Museum InfoMedia Room

DIA exterior at night
DIA exterior at night

Detroit Institute of Arts’ Rembrandt and the Face of Jesus Exhibition huge Success - More than 116,000 visitors pack show during 12-week run

Monday, February 20, 2012

(Detroit)—Rembrandt and the Face of Jesus, which was on view at the Detroit Institute of Arts (DIA) Nov. 20, 2011–Feb. 12, 2012, was seen by 116,392 visitors from almost every state, including Alaska and Hawaii.

The exhibition brought together for the first time many of Rembrandt’s finest paintings, prints and drawings that portray Jesus and events described in the Bible. The museum extended hours three times during the last month of the exhibition to accommodate people eager to see many of Rembrandt’s masterpieces that rarely travel to the United States.

The museum received significant positive feedback, from comment cards, posts on the DIA’s Facebook and Twitter pages, and emails. Many expressed how much they enjoyed the presentation of the exhibition, which included an interactive multi-media tour and videos that placed the art in its historical and cultural context.

“We are delighted with the public’s response,” said Graham W. J. Beal, DIA director. “People were deeply moved by the exhibition and we believe word-of-mouth was a major factor in the attendance number. Many new visitors had a chance to see what the DIA has to offer, and we look forward to them returning.”

Museum memberships also received a boost. More than 4800 new and renewed memberships were purchased during the run of the exhibition. Since memberships are good for one year, in addition to getting in free for Rembrandt and the Face of Jesus, DIA members also get free admission to Fabergé: Designing Luxury, from the Virginia Museum of Fine Arts, which opens in October.

The museum shop and CaféDIA both saw a strong increase in business. Many items in the museum shop sold out and had to be reordered several times. The best seller was the variety of Dutch sweets, including licorice, cookies and chocolate. Both the hard and soft cover exhibition catalogs sold out, as did the postcards that feature the DIA’s Face of Jesus and the colorful wooden tulips. CaféDIA saw an almost 50% increase in customers. The most popular items for hungry visitors were pizza and “cheesy biscuits.”

Group sales were robust, and tours were booked as early as last spring.
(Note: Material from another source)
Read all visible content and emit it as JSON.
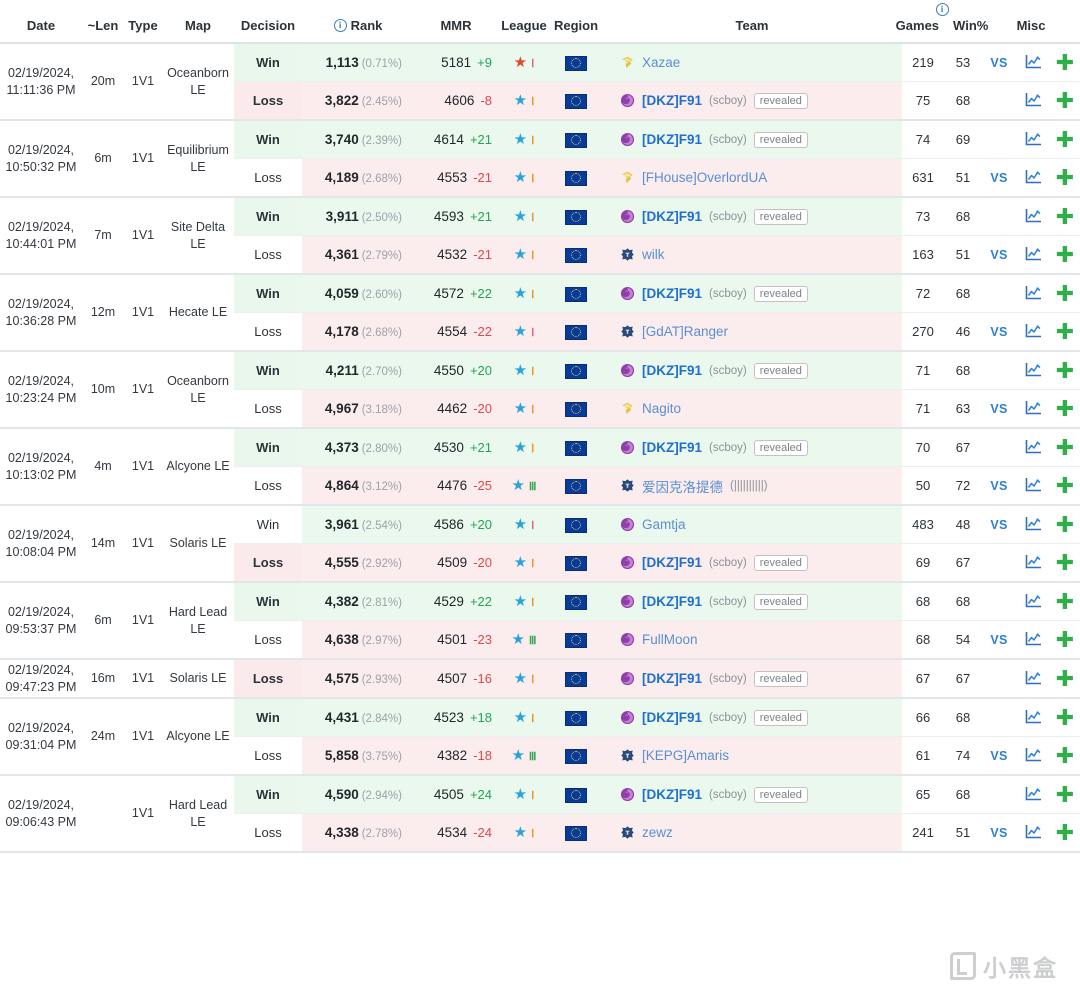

In addition to metro Detroit, groups came from Grand Rapids, Kalamazoo, Battle Creek, Ohio, Indiana, Iowa, and Windsor, Canada. Lisa Rezin, group sales director, encourages groups interested in seeing the upcoming Fabergé exhibition to book early so they are able to get their preferred time slot. “About a month into the Rembrandt exhibition, time slots were beginning to sell out,” said Rezin. “And it only got busier. We don’t want anyone to be disappointed, so booking early is always the safe bet.”

Private third-party rentals were also strong, with 22 bookings and a total of 1590 visitors. Some of the organizations that booked private events include the Harvard Club of Eastern Michigan, Archdiocese of Detroit, University of Pennsylvania, and the College of Wooster in Ohio.

The exhibition was organized by the Detroit Institute of Arts, the Musée du Louvre and the Philadelphia Museum of Art. In Detroit, the exhibition was generously supported by The Cracchiolo Family. This exhibition was supported by an indemnity from the Federal Council on the Arts and the Humanities.

Hours and Admission
Museum hours are 10 a.m.–4 p.m. Wednesdays and Thursdays, 10 a.m.–10 p.m. Fridays, and 10 a.m.–5 p.m. Saturdays and Sundays. Admission is $8 for adults, $6 for seniors, $4 for ages 6-17, and free for DIA members. For membership information call 313-833-7971.


The Detroit Institute of Arts (DIA), one of the premier art museums in the United States, is home to more than 60,000 works that comprise a multicultural survey of human creativity from ancient times through the 21st century. From the first Van Gogh painting to enter a U.S. museum (Self-Portrait, 1887), to Diego Rivera's world-renowned Detroit Industry murals (1932–33), the DIA's collection is known for its quality, range, and depth. The DIA’s mission is to create opportunities for all visitors to find personal meaning in art.

Programs are made possible with support from the City of Detroit.

Contact:          Pamela Marcil            313-833-7899